The park contains buildings restored by the White Mountain Historical Society. They preserve early settler, Hispanic, & Native American cultures, along with farming, forestry and ranching heritage.
Is a series of 12 monuments dedicated to the spirit of pioneer women in the United States. The monuments were commissioned by the National Society of Daughters of the American Revolution (NSDAR). They were installed in each of the 12 states along the National Old Trails Road, which extended from Cumberland, Maryland, to Upland, California.
Created by sculptor August Leimbach and funded by contributions, the Madonna of the Trail monuments were intended to provide a symbol of the courage and faith of the women whose strength and love aided so greatly in conquering the wilderness and establishing permanent homes.
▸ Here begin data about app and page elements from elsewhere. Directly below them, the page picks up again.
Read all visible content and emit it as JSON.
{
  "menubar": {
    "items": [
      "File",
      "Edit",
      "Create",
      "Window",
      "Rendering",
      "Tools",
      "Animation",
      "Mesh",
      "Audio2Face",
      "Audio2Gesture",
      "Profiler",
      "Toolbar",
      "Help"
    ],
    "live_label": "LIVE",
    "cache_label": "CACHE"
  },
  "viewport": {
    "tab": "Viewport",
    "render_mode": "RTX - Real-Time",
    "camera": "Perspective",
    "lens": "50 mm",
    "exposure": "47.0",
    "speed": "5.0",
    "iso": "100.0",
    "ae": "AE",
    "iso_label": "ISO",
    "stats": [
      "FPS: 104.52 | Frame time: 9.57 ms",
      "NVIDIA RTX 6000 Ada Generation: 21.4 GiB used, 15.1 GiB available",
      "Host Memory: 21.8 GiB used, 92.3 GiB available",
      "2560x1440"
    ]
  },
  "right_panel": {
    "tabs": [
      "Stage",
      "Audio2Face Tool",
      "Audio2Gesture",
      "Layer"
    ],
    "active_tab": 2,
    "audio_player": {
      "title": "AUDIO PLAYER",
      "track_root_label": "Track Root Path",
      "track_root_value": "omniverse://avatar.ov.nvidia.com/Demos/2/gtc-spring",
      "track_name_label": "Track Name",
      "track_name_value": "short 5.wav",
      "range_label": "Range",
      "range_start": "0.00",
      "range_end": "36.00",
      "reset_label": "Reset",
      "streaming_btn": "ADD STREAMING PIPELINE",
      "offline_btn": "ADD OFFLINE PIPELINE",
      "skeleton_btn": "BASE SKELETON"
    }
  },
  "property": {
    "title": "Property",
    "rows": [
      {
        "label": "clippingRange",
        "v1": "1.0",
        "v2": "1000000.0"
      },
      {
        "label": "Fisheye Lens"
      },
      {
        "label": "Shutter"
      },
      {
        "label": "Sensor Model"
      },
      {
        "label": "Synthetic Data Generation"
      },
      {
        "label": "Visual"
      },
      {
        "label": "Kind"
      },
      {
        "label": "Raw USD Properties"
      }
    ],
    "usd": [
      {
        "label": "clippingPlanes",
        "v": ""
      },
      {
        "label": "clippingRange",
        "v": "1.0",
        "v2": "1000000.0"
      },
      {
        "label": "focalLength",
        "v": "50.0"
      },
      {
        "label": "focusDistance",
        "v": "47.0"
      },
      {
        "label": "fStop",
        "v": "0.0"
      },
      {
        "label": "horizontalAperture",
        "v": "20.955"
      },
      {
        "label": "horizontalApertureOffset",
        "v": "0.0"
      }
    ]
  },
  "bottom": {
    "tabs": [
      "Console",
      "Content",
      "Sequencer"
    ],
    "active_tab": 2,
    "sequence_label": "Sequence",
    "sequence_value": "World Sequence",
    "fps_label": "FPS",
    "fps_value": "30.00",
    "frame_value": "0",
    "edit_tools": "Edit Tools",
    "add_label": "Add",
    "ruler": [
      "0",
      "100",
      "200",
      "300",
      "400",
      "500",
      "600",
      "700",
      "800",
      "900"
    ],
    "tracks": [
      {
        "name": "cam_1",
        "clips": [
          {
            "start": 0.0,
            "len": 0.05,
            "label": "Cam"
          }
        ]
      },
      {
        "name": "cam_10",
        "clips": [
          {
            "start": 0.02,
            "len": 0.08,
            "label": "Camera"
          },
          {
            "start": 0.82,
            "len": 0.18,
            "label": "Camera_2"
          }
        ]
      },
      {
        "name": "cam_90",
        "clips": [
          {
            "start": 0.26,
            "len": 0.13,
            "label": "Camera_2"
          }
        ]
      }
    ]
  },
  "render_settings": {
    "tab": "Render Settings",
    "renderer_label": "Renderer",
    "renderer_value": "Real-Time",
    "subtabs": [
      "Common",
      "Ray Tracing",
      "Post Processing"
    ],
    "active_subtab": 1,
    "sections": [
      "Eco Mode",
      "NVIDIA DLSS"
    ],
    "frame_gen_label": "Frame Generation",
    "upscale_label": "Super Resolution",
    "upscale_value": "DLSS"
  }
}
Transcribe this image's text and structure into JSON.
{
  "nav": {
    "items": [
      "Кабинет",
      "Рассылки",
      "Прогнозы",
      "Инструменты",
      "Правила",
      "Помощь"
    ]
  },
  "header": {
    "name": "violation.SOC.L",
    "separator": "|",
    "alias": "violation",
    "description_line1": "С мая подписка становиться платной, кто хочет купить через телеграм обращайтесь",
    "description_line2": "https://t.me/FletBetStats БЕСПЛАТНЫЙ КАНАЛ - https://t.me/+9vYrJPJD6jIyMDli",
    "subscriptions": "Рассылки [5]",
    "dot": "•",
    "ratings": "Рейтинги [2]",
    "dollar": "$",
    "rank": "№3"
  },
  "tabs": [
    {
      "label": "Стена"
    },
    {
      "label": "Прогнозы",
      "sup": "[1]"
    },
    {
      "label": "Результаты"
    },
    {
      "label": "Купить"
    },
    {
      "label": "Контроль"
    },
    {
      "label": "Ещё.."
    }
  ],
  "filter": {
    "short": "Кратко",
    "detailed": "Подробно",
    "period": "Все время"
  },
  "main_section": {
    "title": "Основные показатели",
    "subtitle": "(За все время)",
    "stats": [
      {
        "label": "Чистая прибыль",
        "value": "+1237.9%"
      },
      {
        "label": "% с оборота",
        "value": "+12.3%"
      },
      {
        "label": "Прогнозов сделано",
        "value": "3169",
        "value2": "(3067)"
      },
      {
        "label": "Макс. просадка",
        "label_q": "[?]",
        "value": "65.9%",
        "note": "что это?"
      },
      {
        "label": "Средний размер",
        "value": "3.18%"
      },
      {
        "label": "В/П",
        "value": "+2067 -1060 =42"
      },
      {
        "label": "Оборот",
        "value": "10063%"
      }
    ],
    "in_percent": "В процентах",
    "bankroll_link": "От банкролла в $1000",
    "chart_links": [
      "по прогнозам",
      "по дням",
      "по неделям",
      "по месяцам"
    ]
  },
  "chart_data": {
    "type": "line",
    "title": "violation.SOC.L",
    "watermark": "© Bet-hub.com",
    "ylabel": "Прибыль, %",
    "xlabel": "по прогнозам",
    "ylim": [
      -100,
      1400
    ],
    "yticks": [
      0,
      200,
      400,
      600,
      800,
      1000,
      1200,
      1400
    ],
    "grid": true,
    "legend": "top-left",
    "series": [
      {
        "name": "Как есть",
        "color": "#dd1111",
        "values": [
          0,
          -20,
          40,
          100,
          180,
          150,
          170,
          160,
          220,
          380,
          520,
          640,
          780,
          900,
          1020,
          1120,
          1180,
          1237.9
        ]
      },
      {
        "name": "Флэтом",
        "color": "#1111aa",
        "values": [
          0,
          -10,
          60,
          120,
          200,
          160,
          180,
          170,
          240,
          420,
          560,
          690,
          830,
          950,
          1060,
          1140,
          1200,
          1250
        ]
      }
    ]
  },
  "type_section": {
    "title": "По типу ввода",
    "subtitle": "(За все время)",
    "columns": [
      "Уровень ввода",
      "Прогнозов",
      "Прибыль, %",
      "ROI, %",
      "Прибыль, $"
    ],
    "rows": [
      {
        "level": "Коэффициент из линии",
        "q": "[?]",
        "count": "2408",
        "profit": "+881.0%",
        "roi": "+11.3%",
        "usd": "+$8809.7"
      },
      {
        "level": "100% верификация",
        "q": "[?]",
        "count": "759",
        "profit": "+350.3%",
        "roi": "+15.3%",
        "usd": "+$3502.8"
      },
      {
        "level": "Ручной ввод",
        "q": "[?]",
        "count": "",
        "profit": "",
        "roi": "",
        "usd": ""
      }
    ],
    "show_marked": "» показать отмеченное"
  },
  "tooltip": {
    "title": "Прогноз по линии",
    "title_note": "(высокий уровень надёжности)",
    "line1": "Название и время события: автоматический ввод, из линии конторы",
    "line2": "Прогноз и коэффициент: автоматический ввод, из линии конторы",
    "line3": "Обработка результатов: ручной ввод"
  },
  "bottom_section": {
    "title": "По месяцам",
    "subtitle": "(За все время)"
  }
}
Dedicated in 1928 and 1929, the twelve statues became sources of local pride. Through the continuing efforts of local and national groups, all are currently in good condition and on display.
The Indian Springs Trail is a wide, gravel path that loops through a portion of the Apache and Sitgreaves National Forests. Beginning in a meadow, the trail quickly enters a dense forest of pine and fir trees. Portions of the trail run on a former roadbed, while others use the Apache Railway Company's former Maverick Line, which hauled logs to a mill in McNary in the mid-20th century.
The Railroad Grade Trail follows a historic railroad corridor, offering gentle climbs and stunning views. The railroad formerly hauled logs from various parts of the Apache National Forest and Fort Apache Indian Reservation and later hauled tourists from McNary on a tour of the White Mountains.